Could someone explain how this implementation of flatten using mapcat works? (looking at answers from 4clojure)


(fn flatten* [x]
  (if (coll? x)
    (mapcat flatten* x)


ooh, I think I may get it now (after some thinking). Does it just recur on each element in x, putting it into its own vector if it’s not a collection, and then concatenate all of those single element vectors?


I was drawing same conclusion. So it walks down tree of nested collections creating single vectors for the contents I think?

Alex Miller (Clojure team)13:08:58

At every node if it's a collection (a branch) it applies itself recursively and concatenates the results. If it's not a collection (a leaf), it's made into a collection so that the parent branch will be able to apply flatten* to it.


I think you both have the right idea, but in my own words, you have a function that returns a flattened list of the elements you gave it. When the “elements you gave it” is a single item, then a flattened list is obviously [element]. If the element is a collection, you need to concatenate the flattened lists of the elements in the collection.

Alex Miller (Clojure team)13:08:04

Which is clever, however it's also recursive which means the depth of the tree has to fit on the stack

Alex Miller (Clojure team)13:08:50

So not very big trees would give you a stackoverflow

Alex Miller (Clojure team)13:08:54

As opposed to the something that walked the tree in order and accumulated the flattened result


thanks a ton for that very clear explanation @alexmiller

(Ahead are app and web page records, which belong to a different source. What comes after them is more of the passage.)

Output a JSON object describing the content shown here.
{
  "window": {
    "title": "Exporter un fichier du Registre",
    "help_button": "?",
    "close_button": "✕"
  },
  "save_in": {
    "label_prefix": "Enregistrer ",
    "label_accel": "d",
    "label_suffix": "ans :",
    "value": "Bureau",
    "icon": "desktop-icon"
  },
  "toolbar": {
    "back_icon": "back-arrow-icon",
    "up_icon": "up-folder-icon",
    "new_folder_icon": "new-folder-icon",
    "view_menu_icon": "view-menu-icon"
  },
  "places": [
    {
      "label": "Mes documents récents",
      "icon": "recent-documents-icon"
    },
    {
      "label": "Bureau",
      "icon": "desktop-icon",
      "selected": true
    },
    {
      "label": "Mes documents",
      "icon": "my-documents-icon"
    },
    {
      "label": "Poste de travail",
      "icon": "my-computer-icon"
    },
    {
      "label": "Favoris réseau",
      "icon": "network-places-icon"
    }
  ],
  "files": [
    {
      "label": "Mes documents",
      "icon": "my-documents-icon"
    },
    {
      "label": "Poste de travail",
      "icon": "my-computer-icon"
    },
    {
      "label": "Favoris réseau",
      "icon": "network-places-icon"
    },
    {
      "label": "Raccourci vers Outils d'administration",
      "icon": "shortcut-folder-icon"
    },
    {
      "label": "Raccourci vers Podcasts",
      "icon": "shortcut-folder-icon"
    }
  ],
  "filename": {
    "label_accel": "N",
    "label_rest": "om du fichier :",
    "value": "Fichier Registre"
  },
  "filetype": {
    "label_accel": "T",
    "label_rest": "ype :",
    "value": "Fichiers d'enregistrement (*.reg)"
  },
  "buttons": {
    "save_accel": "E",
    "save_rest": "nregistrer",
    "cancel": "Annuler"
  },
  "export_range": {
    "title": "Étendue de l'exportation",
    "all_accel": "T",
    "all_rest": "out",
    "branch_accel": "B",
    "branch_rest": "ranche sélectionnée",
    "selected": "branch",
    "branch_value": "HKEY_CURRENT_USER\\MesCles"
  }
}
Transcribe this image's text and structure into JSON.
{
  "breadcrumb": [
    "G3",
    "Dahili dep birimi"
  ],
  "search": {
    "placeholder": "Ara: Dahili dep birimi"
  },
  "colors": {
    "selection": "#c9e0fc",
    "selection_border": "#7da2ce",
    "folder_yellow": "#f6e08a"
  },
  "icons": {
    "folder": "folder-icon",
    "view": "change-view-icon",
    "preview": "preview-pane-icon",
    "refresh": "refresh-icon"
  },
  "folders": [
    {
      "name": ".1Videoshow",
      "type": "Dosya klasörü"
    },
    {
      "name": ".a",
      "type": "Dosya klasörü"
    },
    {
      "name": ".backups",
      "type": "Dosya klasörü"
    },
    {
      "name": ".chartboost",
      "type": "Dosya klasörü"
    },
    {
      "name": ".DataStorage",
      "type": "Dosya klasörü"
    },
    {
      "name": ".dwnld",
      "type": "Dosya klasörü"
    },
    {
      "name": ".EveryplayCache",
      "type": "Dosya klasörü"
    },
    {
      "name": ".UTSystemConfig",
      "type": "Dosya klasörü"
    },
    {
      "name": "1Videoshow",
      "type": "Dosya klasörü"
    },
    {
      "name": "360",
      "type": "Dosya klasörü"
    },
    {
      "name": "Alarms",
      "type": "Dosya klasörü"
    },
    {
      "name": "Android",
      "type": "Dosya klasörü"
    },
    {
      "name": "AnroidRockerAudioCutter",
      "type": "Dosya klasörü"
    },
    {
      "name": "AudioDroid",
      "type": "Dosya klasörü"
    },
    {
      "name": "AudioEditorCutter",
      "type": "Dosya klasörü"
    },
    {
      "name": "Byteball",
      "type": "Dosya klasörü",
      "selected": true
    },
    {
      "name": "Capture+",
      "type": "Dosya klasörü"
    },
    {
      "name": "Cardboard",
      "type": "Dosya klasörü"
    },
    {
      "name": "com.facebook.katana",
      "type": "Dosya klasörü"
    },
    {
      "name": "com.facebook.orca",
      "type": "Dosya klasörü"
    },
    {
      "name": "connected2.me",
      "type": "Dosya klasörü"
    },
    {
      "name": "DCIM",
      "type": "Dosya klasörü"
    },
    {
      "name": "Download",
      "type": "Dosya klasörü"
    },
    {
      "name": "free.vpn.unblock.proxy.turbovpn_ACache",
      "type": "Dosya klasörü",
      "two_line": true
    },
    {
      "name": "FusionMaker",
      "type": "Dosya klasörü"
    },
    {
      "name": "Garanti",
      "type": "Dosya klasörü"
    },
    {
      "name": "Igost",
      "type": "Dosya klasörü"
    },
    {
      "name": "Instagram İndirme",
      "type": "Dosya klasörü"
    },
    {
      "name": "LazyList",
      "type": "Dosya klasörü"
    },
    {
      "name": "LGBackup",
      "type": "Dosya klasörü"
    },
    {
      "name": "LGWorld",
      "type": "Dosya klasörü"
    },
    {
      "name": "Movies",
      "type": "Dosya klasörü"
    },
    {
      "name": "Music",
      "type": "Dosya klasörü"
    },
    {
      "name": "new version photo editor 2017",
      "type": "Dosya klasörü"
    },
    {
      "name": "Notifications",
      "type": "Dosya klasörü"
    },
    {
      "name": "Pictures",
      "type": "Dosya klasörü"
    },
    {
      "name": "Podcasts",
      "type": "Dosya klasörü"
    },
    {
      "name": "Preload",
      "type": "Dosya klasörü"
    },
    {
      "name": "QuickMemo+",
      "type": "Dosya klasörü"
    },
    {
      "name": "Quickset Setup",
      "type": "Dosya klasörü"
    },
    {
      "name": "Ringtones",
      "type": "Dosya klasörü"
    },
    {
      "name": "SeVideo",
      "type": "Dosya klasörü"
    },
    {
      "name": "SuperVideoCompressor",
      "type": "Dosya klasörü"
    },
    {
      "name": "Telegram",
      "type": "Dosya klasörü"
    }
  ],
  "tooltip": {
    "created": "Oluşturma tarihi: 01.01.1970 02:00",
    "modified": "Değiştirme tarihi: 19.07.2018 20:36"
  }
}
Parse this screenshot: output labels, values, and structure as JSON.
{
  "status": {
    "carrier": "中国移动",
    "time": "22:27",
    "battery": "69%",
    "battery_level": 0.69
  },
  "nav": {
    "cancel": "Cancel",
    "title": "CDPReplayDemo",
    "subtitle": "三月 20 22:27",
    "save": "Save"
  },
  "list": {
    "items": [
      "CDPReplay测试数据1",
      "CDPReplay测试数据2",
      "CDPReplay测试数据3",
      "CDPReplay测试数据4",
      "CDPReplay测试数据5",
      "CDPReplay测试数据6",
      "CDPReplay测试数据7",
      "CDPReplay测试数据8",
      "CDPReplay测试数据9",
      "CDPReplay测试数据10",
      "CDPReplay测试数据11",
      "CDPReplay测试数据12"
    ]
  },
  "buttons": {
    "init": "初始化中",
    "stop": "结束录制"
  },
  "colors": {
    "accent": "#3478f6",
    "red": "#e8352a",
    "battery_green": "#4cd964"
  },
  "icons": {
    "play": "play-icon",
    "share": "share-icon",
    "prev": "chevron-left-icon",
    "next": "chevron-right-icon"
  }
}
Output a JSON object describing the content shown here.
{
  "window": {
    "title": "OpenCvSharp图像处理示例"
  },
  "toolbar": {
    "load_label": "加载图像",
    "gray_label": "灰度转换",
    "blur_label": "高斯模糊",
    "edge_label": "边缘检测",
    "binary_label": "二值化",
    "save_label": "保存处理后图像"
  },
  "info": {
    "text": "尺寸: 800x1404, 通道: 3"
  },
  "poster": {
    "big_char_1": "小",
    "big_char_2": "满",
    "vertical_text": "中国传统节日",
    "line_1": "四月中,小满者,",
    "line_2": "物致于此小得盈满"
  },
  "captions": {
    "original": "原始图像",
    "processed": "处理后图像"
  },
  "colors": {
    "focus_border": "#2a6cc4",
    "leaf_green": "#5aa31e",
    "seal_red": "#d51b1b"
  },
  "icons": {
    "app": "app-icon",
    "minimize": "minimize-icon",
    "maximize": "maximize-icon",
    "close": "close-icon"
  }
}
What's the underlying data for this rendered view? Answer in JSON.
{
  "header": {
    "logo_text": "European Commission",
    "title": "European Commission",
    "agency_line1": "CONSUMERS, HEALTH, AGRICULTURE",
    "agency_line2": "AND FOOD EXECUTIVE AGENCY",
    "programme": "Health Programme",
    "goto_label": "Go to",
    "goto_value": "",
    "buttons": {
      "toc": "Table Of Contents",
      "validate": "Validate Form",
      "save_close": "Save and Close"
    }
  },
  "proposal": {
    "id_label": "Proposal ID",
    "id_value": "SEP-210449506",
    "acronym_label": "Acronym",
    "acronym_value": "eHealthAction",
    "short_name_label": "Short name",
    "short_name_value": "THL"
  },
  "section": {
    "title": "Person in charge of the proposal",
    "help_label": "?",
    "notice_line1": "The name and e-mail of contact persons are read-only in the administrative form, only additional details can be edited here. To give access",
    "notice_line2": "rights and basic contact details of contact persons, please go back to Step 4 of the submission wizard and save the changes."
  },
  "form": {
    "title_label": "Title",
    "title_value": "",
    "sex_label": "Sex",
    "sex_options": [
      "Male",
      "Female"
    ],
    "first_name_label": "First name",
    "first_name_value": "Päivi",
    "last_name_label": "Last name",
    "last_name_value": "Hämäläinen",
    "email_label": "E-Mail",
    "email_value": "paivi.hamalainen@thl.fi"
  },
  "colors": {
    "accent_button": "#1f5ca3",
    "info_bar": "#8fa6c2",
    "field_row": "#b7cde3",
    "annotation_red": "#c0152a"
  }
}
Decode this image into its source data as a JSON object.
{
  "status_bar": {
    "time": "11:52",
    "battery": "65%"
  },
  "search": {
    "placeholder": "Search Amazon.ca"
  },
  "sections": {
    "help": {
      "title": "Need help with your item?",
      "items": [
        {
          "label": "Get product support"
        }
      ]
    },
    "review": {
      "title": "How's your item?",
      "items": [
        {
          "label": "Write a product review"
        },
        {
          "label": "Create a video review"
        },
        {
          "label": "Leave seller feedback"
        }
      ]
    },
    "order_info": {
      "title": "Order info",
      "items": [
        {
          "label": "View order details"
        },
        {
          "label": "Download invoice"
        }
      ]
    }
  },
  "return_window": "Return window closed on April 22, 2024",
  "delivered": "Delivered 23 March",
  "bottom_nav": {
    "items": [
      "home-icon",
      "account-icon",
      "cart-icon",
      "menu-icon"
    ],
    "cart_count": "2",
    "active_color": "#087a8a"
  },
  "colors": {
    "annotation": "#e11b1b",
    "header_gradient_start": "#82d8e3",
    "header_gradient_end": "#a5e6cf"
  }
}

I just did a quick search to read up more on mapcat and how it differs from the accumulated alternative you mention, and I found this: which provides a different version of mapcat that purports to use less memory 😃


is it possible to use the thread-first macro with interop functions?

Alex Miller (Clojure team)15:08:28

Only if you wrap it in an anon fn

Alex Miller (Clojure team)15:08:49

But there is .. For chained interop


ah okay, thanks


hmm trying to find a way to use filter with a java interop predicate in a thread-first macro


there has to be a way other than creating a new function

Alex Miller (Clojure team)18:08:24

there's also memfn although I can't say I ever see people use it


is there a way I can wrap a compojure handler with another compojure handler


i'd like the (route/resources "/") to respond without going any further up the middleware stack